-- Opening Marker --

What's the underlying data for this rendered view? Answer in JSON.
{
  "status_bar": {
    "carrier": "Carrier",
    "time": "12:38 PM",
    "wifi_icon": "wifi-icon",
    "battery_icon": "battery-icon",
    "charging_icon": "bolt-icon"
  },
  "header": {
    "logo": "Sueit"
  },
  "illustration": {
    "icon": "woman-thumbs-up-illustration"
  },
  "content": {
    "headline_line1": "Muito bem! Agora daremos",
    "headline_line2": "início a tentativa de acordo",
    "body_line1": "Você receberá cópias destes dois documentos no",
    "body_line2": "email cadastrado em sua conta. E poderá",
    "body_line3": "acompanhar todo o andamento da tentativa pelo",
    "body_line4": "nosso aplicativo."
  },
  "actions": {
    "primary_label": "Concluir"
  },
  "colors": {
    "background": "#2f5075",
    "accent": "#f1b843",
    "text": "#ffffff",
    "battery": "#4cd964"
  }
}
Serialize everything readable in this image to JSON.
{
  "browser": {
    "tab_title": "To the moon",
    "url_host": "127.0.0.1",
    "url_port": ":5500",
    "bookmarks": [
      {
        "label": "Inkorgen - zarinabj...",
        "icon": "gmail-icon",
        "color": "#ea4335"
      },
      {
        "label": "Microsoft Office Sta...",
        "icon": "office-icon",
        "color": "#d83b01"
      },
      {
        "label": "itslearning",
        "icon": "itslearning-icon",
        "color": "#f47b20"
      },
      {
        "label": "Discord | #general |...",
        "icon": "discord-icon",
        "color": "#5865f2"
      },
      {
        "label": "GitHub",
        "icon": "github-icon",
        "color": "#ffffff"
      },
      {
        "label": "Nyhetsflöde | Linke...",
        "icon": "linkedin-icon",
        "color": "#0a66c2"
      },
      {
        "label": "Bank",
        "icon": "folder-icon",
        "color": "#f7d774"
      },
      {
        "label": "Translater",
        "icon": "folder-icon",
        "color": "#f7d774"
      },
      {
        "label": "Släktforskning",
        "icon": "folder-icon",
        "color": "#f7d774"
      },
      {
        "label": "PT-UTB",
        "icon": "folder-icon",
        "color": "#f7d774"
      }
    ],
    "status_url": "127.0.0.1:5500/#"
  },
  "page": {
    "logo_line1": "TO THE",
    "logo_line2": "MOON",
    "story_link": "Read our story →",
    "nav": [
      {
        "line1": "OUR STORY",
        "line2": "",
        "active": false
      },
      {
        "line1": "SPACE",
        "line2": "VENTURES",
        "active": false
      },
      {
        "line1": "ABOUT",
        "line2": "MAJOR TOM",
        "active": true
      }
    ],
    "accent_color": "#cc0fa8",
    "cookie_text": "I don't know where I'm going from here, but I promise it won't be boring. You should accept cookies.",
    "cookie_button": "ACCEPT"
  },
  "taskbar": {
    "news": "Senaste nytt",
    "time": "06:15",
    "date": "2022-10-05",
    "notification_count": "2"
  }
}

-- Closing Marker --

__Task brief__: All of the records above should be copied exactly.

__Result of the exercise__:
What's the underlying data for this rendered view? Answer in JSON.
{
  "status_bar": {
    "carrier": "Carrier",
    "time": "12:38 PM",
    "wifi_icon": "wifi-icon",
    "battery_icon": "battery-icon",
    "charging_icon": "bolt-icon"
  },
  "header": {
    "logo": "Sueit"
  },
  "illustration": {
    "icon": "woman-thumbs-up-illustration"
  },
  "content": {
    "headline_line1": "Muito bem! Agora daremos",
    "headline_line2": "início a tentativa de acordo",
    "body_line1": "Você receberá cópias destes dois documentos no",
    "body_line2": "email cadastrado em sua conta. E poderá",
    "body_line3": "acompanhar todo o andamento da tentativa pelo",
    "body_line4": "nosso aplicativo."
  },
  "actions": {
    "primary_label": "Concluir"
  },
  "colors": {
    "background": "#2f5075",
    "accent": "#f1b843",
    "text": "#ffffff",
    "battery": "#4cd964"
  }
}
Serialize everything readable in this image to JSON.
{
  "browser": {
    "tab_title": "To the moon",
    "url_host": "127.0.0.1",
    "url_port": ":5500",
    "bookmarks": [
      {
        "label": "Inkorgen - zarinabj...",
        "icon": "gmail-icon",
        "color": "#ea4335"
      },
      {
        "label": "Microsoft Office Sta...",
        "icon": "office-icon",
        "color": "#d83b01"
      },
      {
        "label": "itslearning",
        "icon": "itslearning-icon",
        "color": "#f47b20"
      },
      {
        "label": "Discord | #general |...",
        "icon": "discord-icon",
        "color": "#5865f2"
      },
      {
        "label": "GitHub",
        "icon": "github-icon",
        "color": "#ffffff"
      },
      {
        "label": "Nyhetsflöde | Linke...",
        "icon": "linkedin-icon",
        "color": "#0a66c2"
      },
      {
        "label": "Bank",
        "icon": "folder-icon",
        "color": "#f7d774"
      },
      {
        "label": "Translater",
        "icon": "folder-icon",
        "color": "#f7d774"
      },
      {
        "label": "Släktforskning",
        "icon": "folder-icon",
        "color": "#f7d774"
      },
      {
        "label": "PT-UTB",
        "icon": "folder-icon",
        "color": "#f7d774"
      }
    ],
    "status_url": "127.0.0.1:5500/#"
  },
  "page": {
    "logo_line1": "TO THE",
    "logo_line2": "MOON",
    "story_link": "Read our story →",
    "nav": [
      {
        "line1": "OUR STORY",
        "line2": "",
        "active": false
      },
      {
        "line1": "SPACE",
        "line2": "VENTURES",
        "active": false
      },
      {
        "line1": "ABOUT",
        "line2": "MAJOR TOM",
        "active": true
      }
    ],
    "accent_color": "#cc0fa8",
    "cookie_text": "I don't know where I'm going from here, but I promise it won't be boring. You should accept cookies.",
    "cookie_button": "ACCEPT"
  },
  "taskbar": {
    "news": "Senaste nytt",
    "time": "06:15",
    "date": "2022-10-05",
    "notification_count": "2"
  }
}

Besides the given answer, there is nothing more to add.